[Records from a data collection]
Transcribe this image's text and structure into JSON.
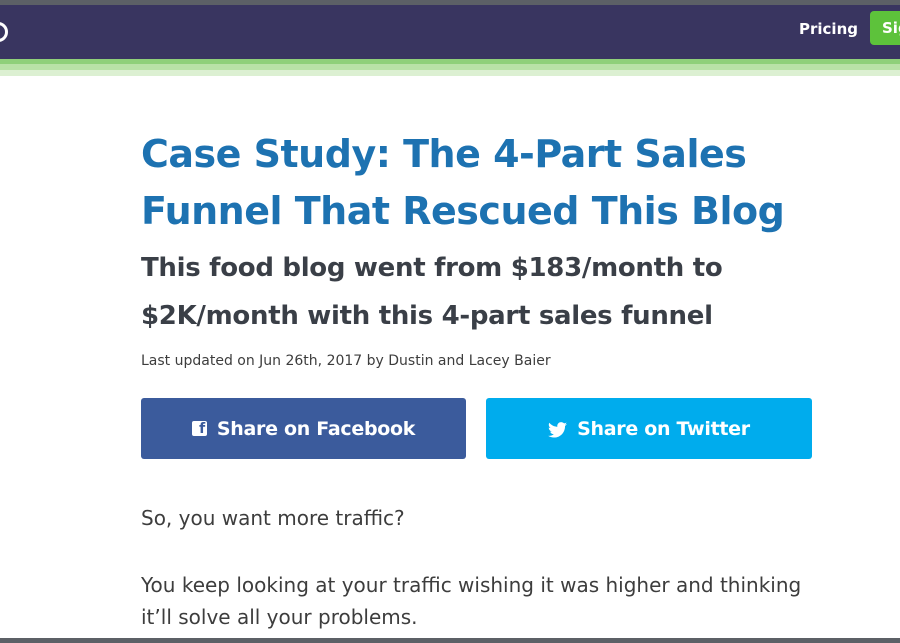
{
  "nav": {
    "pricing_label": "Pricing",
    "signup_label": "Sign Up"
  },
  "article": {
    "title": "Case Study: The 4-Part Sales Funnel That Rescued This Blog",
    "subtitle": "This food blog went from $183/month to $2K/month with this 4-part sales funnel",
    "byline": "Last updated on Jun 26th, 2017 by Dustin and Lacey Baier",
    "share_facebook_label": "Share on Facebook",
    "share_twitter_label": "Share on Twitter",
    "paragraphs": [
      "So, you want more traffic?",
      "You keep looking at your traffic wishing it was higher and thinking it’ll solve all your problems."
    ]
  },
  "icons": {
    "logo": "logo-icon",
    "facebook": "facebook-icon",
    "twitter": "twitter-icon"
  },
  "colors": {
    "navbar": "#393560",
    "title": "#1d72b1",
    "facebook": "#3b5b9c",
    "twitter": "#00aced",
    "signup": "#5dc23b"
  }
}
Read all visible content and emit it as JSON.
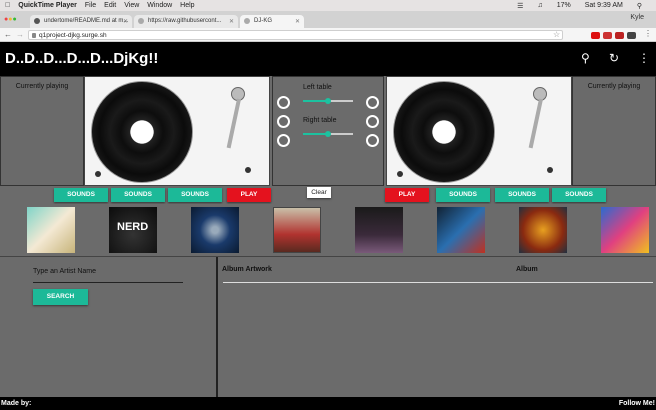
{
  "mac_menubar": {
    "app_name": "QuickTime Player",
    "menus": [
      "File",
      "Edit",
      "View",
      "Window",
      "Help"
    ],
    "battery": "17%",
    "clock": "Sat 9:39 AM"
  },
  "browser": {
    "profile_name": "Kyle",
    "tabs": [
      {
        "label": "undertome/README.md at m..."
      },
      {
        "label": "https://raw.githubusercont..."
      },
      {
        "label": "DJ-KG"
      }
    ],
    "url": "q1project-djkg.surge.sh"
  },
  "app": {
    "title": "D..D..D...D...D...DjKg!!",
    "search_icon": "search-icon",
    "refresh_icon": "refresh-icon",
    "menu_icon": "more-vert-icon"
  },
  "decks": {
    "left_now_playing": "Currently playing",
    "right_now_playing": "Currently playing",
    "left_table_label": "Left table",
    "right_table_label": "Right table",
    "left_table_level": 0.5,
    "right_table_level": 0.5
  },
  "controls": {
    "left_buttons": [
      "SOUNDS",
      "SOUNDS",
      "SOUNDS"
    ],
    "left_play": "PLAY",
    "clear": "Clear",
    "right_play": "PLAY",
    "right_buttons": [
      "SOUNDS",
      "SOUNDS",
      "SOUNDS"
    ]
  },
  "search": {
    "label": "Type an Artist Name",
    "button": "SEARCH",
    "columns": [
      "Album Artwork",
      "Album"
    ]
  },
  "footer": {
    "made_by": "Made by:",
    "follow": "Follow Me!"
  },
  "colors": {
    "accent": "#1cb998",
    "play": "#e4121e",
    "panel": "#6b6b6b",
    "header": "#000000"
  }
}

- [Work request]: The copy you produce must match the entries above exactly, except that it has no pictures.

- [Written reply]:
Transcribe this image's text and structure into JSON.
{
  "nav": {
    "pricing_label": "Pricing",
    "signup_label": "Sign Up"
  },
  "article": {
    "title": "Case Study: The 4-Part Sales Funnel That Rescued This Blog",
    "subtitle": "This food blog went from $183/month to $2K/month with this 4-part sales funnel",
    "byline": "Last updated on Jun 26th, 2017 by Dustin and Lacey Baier",
    "share_facebook_label": "Share on Facebook",
    "share_twitter_label": "Share on Twitter",
    "paragraphs": [
      "So, you want more traffic?",
      "You keep looking at your traffic wishing it was higher and thinking it’ll solve all your problems."
    ]
  },
  "icons": {
    "logo": "logo-icon",
    "facebook": "facebook-icon",
    "twitter": "twitter-icon"
  },
  "colors": {
    "navbar": "#393560",
    "title": "#1d72b1",
    "facebook": "#3b5b9c",
    "twitter": "#00aced",
    "signup": "#5dc23b"
  }
}
Read all visible content and emit it as JSON.
{
  "mac_menubar": {
    "app_name": "QuickTime Player",
    "menus": [
      "File",
      "Edit",
      "View",
      "Window",
      "Help"
    ],
    "battery": "17%",
    "clock": "Sat 9:39 AM"
  },
  "browser": {
    "profile_name": "Kyle",
    "tabs": [
      {
        "label": "undertome/README.md at m..."
      },
      {
        "label": "https://raw.githubusercont..."
      },
      {
        "label": "DJ-KG"
      }
    ],
    "url": "q1project-djkg.surge.sh"
  },
  "app": {
    "title": "D..D..D...D...D...DjKg!!",
    "search_icon": "search-icon",
    "refresh_icon": "refresh-icon",
    "menu_icon": "more-vert-icon"
  },
  "decks": {
    "left_now_playing": "Currently playing",
    "right_now_playing": "Currently playing",
    "left_table_label": "Left table",
    "right_table_label": "Right table",
    "left_table_level": 0.5,
    "right_table_level": 0.5
  },
  "controls": {
    "left_buttons": [
      "SOUNDS",
      "SOUNDS",
      "SOUNDS"
    ],
    "left_play": "PLAY",
    "clear": "Clear",
    "right_play": "PLAY",
    "right_buttons": [
      "SOUNDS",
      "SOUNDS",
      "SOUNDS"
    ]
  },
  "search": {
    "label": "Type an Artist Name",
    "button": "SEARCH",
    "columns": [
      "Album Artwork",
      "Album"
    ]
  },
  "footer": {
    "made_by": "Made by:",
    "follow": "Follow Me!"
  },
  "colors": {
    "accent": "#1cb998",
    "play": "#e4121e",
    "panel": "#6b6b6b",
    "header": "#000000"
  }
}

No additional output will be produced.